We also learned about the Happiness Store. This is Courtney’s name for Mariann’s Chocolates. She said she keeps a small stash of cash for when she is having a bad day, and she dips into the spare change and dashes across the street for a slice of the homemade fudge with caramel and sea salt on top. As Courtney said to us, “how have we not been there yet?” We will rectify that mistake soon. Like today.
I’ll be heading downtown for a haircut. My hope that haircuts out here would be cheaper than in Cleveland have been dashed–still $20. But hopefully they don’t butcher my crop and have plenty of info to dish on about the area. I mean, there are few better sources of info than a hair stylist, right? Except for Courtney. She’s a gold mine.
The rest of the weekend will be filled with chores and naps and appreciation for the lives we have, the little things and the big things and the people and places and pups. You need to take time, at least I do, every day to appreciate it all. You never know when it will be your last time to do so.
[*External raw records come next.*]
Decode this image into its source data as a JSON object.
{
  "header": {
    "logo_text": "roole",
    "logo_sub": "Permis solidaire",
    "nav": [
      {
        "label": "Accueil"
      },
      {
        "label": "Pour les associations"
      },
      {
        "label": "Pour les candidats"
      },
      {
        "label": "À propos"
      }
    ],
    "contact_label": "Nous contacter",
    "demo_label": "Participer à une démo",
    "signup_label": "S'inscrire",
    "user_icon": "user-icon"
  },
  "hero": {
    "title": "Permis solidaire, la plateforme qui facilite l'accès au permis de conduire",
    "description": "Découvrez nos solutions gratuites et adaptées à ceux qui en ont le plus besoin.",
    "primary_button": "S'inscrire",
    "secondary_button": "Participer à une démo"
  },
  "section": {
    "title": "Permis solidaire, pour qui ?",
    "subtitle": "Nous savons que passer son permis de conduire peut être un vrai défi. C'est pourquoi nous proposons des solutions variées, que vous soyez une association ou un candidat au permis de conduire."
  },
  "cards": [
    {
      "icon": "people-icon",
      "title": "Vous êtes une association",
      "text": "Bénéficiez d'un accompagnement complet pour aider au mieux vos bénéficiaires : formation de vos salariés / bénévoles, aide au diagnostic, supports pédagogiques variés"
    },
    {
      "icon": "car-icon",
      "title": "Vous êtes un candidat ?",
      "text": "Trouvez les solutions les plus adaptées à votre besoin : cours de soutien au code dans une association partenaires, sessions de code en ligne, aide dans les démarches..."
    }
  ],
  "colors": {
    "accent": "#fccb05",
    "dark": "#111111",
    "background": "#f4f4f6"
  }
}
But back to the chores and thoughts of the Happiness Store. We have another workbench to build for Chris, I have an epically shedding sled dog that I have to rake, we might put in a storm door or two while it’s in the 40s, and I have a dratted plumbing problem to figure out that will certainly drive me to, well, drive to get a slab of fudge with caramel and sea salt and embedded smiles. (I installed a Utilatub for Chris to use for her etching, and the water comes out of the faucet just like it should. It’s the draining part that’s not cooperating right now. I must be missing something somewhere…)